Helicopter Parenting and College Students’ Academic Outcomes: A Comparative Study
This study examined the relationships among helicopter parenting, self-efficacy, perceived academic control, and academic outcomes of college students in the United States (N = 218) and South Korea (N = 170). Multi-group structural equational modeling results suggested that American students were more negatively impacted by helicopter parenting than Korean students. Higher levels of American helicopter parenting were related to students’ diminished perception of academic control, which, in turn, related to poorer academic achievement. Korean helicopter parenting had no relation with children’s academic achievement. In both countries, students’ perceived academic control was a powerful predictor of better academic achievement.
1. This study provides important insights for researchers and practitioners seeking to understand the implications of helicopter parenting for college students’ academic performance in different cultures.2. This study is helpful for parents, administrators, and school personnel to conceptualize how college students’ academic outcomes may be affected during the late adolescent years.3. This study provides a future direction for researchers to focus on the different effects of helicopter parenting on children’s academic outcomes across different cultures.
Parental Goals of Parents With Young Children: A Critical Review

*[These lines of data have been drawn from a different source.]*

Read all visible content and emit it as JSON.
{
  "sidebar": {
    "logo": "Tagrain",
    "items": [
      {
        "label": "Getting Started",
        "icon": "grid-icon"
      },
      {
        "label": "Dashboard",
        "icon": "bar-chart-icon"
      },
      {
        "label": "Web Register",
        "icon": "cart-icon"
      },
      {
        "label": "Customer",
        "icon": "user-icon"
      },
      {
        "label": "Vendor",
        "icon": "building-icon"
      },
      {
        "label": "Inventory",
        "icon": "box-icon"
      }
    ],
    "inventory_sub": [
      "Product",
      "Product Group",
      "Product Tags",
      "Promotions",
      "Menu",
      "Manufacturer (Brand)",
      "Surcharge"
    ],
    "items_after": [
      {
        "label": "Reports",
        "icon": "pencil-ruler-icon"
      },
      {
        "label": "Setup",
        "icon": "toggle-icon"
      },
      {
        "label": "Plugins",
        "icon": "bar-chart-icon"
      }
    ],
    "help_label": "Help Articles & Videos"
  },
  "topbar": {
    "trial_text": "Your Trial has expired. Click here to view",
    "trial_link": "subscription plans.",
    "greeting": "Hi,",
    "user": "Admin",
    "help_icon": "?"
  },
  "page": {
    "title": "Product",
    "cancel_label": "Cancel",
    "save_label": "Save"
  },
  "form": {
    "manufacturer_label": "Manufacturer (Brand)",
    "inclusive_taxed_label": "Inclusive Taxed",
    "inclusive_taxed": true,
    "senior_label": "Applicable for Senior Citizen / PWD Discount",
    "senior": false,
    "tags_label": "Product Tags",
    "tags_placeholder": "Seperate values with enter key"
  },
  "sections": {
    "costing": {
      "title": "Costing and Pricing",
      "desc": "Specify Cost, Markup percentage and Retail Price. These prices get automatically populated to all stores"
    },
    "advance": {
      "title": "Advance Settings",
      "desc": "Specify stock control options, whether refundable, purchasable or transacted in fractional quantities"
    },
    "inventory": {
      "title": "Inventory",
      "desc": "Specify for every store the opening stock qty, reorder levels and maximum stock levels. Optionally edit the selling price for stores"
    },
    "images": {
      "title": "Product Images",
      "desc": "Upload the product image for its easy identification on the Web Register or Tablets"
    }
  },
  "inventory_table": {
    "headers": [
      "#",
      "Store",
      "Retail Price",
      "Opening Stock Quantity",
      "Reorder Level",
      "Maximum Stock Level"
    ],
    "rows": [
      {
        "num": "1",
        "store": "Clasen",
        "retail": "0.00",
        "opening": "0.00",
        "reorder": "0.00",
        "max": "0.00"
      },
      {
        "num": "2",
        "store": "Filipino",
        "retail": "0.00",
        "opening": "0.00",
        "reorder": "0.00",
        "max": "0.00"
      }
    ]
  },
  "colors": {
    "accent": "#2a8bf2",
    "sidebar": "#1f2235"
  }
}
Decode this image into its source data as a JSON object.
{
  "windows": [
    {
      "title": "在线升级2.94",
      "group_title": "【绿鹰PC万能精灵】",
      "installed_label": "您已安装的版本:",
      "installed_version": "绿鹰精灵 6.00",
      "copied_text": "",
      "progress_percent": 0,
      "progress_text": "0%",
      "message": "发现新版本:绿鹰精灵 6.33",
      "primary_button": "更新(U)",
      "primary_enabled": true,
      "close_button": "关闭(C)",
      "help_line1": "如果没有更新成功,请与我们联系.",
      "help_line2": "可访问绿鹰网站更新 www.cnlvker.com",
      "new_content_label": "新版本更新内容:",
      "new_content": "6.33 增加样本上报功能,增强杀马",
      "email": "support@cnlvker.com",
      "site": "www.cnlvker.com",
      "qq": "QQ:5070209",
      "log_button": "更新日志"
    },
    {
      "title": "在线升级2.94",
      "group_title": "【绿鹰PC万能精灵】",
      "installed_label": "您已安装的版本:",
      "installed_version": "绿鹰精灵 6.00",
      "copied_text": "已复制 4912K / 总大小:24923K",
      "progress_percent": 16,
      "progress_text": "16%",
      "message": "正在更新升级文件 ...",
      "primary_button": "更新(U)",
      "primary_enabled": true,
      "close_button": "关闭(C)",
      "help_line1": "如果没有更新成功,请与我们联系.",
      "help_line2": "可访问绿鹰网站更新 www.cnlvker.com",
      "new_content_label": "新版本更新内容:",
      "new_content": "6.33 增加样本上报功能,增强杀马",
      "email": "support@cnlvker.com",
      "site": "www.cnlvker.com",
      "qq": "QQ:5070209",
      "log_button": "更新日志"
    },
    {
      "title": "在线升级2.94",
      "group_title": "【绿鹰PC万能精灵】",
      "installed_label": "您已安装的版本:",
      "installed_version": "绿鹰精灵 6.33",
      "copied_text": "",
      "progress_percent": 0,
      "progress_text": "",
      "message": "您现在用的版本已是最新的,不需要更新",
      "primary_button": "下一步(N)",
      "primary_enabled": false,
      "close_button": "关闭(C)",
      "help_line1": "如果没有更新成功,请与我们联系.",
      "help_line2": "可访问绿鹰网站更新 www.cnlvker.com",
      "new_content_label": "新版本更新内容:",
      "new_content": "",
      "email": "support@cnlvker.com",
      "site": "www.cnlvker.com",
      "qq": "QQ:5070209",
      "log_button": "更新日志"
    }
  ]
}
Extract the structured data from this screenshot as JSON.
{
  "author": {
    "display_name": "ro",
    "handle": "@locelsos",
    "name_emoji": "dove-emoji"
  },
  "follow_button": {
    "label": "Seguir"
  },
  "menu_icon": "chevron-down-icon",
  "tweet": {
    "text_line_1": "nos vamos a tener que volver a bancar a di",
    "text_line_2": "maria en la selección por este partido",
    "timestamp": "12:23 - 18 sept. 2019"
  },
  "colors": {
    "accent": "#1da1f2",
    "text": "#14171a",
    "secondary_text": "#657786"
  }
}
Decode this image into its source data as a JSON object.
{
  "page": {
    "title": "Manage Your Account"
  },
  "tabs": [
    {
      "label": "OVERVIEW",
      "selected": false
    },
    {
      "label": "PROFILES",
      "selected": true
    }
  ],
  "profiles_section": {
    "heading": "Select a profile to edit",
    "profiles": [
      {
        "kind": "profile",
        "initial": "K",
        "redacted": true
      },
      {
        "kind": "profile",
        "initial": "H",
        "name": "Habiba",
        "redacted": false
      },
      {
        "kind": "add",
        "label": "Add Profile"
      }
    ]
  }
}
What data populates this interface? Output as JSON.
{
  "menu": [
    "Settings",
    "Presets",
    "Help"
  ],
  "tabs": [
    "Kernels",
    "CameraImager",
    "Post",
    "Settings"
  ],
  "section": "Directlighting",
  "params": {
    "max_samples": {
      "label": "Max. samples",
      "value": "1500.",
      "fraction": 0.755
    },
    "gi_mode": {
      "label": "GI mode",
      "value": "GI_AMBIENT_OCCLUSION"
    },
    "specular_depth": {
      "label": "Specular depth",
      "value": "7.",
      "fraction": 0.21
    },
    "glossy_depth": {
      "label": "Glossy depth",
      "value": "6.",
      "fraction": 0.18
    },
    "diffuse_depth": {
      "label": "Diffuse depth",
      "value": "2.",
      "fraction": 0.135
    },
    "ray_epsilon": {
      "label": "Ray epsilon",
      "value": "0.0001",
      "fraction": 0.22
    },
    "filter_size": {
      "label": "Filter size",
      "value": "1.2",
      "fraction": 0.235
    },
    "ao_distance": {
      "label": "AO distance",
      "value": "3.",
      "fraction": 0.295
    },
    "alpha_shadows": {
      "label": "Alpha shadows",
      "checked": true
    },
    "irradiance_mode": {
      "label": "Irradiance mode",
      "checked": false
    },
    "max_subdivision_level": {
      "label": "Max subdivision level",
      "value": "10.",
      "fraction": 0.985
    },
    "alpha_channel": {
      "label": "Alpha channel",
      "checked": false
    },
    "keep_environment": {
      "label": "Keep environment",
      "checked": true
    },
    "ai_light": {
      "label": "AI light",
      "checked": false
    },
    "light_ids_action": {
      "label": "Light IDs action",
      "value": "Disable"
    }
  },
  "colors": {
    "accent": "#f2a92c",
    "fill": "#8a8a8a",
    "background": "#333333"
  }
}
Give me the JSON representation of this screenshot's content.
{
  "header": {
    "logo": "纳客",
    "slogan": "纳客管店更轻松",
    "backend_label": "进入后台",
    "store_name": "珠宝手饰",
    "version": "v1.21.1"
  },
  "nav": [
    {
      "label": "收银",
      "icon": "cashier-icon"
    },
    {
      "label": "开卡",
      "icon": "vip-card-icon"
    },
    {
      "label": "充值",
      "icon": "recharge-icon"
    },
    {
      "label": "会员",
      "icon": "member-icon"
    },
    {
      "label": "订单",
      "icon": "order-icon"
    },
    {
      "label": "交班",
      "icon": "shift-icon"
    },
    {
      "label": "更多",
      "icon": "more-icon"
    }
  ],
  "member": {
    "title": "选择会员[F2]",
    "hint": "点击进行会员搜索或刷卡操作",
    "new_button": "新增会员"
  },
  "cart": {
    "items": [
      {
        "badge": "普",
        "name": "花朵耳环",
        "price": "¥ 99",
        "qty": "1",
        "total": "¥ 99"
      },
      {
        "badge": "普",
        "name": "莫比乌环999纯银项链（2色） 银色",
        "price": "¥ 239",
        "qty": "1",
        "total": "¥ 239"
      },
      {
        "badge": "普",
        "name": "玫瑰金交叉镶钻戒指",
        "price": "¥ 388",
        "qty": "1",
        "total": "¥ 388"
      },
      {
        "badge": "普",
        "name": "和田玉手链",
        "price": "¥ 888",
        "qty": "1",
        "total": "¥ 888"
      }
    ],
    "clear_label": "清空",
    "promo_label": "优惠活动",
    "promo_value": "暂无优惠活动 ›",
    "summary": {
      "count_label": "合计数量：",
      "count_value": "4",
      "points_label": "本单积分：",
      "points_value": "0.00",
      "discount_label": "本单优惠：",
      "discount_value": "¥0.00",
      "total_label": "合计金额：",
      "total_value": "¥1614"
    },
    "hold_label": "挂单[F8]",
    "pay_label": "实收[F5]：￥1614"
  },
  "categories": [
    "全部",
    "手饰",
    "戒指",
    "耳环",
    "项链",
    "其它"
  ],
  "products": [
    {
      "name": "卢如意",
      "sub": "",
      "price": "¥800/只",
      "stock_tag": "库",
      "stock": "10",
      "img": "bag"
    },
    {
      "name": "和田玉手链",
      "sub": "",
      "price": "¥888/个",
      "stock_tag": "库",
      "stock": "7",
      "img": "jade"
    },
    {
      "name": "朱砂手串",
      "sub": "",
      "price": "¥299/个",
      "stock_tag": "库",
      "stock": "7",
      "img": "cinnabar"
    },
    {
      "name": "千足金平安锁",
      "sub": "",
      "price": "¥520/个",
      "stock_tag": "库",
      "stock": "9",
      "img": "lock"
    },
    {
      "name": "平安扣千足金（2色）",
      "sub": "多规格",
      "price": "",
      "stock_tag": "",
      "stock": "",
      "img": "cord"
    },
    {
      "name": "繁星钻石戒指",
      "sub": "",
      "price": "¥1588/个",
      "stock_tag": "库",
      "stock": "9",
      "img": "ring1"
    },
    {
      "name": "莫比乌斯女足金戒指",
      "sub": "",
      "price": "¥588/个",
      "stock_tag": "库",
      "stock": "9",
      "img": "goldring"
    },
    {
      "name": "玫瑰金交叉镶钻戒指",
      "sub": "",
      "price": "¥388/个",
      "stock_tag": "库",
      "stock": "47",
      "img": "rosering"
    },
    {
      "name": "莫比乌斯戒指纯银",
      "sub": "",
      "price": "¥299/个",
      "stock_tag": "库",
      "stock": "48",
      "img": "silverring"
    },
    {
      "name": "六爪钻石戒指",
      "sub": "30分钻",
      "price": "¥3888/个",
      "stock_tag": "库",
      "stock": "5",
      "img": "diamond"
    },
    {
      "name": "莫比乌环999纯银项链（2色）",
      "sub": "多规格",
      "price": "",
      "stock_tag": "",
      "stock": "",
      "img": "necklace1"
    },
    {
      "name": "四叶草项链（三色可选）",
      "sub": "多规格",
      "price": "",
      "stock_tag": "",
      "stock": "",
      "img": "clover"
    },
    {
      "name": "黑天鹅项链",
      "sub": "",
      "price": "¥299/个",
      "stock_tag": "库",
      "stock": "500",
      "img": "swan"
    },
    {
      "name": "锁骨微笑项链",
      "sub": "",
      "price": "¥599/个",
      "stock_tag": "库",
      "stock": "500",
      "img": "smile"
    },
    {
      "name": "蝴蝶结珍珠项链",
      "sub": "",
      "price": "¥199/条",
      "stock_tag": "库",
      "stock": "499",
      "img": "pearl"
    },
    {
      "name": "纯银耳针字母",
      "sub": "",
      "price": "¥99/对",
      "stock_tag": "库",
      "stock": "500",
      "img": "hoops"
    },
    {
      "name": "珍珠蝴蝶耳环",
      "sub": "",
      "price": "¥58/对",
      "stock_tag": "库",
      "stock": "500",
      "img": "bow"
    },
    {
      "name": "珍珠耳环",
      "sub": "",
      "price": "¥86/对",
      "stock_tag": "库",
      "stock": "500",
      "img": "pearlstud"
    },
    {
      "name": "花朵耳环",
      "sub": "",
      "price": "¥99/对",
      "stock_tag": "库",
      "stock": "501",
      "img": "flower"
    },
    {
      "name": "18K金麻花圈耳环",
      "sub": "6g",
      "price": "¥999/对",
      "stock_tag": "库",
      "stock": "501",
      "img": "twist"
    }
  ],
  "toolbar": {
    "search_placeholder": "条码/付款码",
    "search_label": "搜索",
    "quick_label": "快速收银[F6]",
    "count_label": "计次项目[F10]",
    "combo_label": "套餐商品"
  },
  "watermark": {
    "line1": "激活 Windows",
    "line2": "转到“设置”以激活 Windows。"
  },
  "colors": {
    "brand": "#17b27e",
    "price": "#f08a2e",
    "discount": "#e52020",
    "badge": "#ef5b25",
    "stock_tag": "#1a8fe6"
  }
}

This critical review is conducted to examine and evaluate research on parental goals of parents with young children. Thirteen studies conducted recent ten years are selected and reviewed for theoretical frameworks, methods, and findings. It is found that differences in conceptualization of parental goals and measurements based on unclear definitions have impeded effective research. With the limited perspective of contrasting cultural models (Individualism versus Collectivism), many studies have failed to conduct in-depth research to examine other aspects of parental goals or the predictive value of parenting goals. Parental awareness theory is suggested as a useful perspective for examining goals as a function of adult cognitive development. Understanding parental goals will serve as a parenting guide as well as offer valuable insights for parenting education programs.
To review research on parental goals of parents with young children To address the limitations of previous studies about parental goals by critically reviewing the selected articles To provide new directions for future research about parental goals
Are There Benefits to Responding to Your Infant When They First Begin to Cry? A Systematic Review
Infant communication is vocalized primarily through crying--conveying a wide range of feelings and messages. But, when should you pick up a crying infant? Family life educators often hear this question when working with new parents. Contemporary thinking across the world creates a dilemma for educators, as decisions about when to respond differ across families’ culture, community expectations, and views of sensitivity. This literature review provides an important tool to help educators understand how parental/caregiver responsiveness influences neurological, socio-emotional, and intellectual development. Sharing this information with families can help parents make informed decisions about how to respond to infants’ cries.
Following this presentation, participants will be able to1. describe the role of responsiveness for children's development. 2. synthesize research based information with parents' care approaches. 3. list benefits of responsiveness for both parent and child.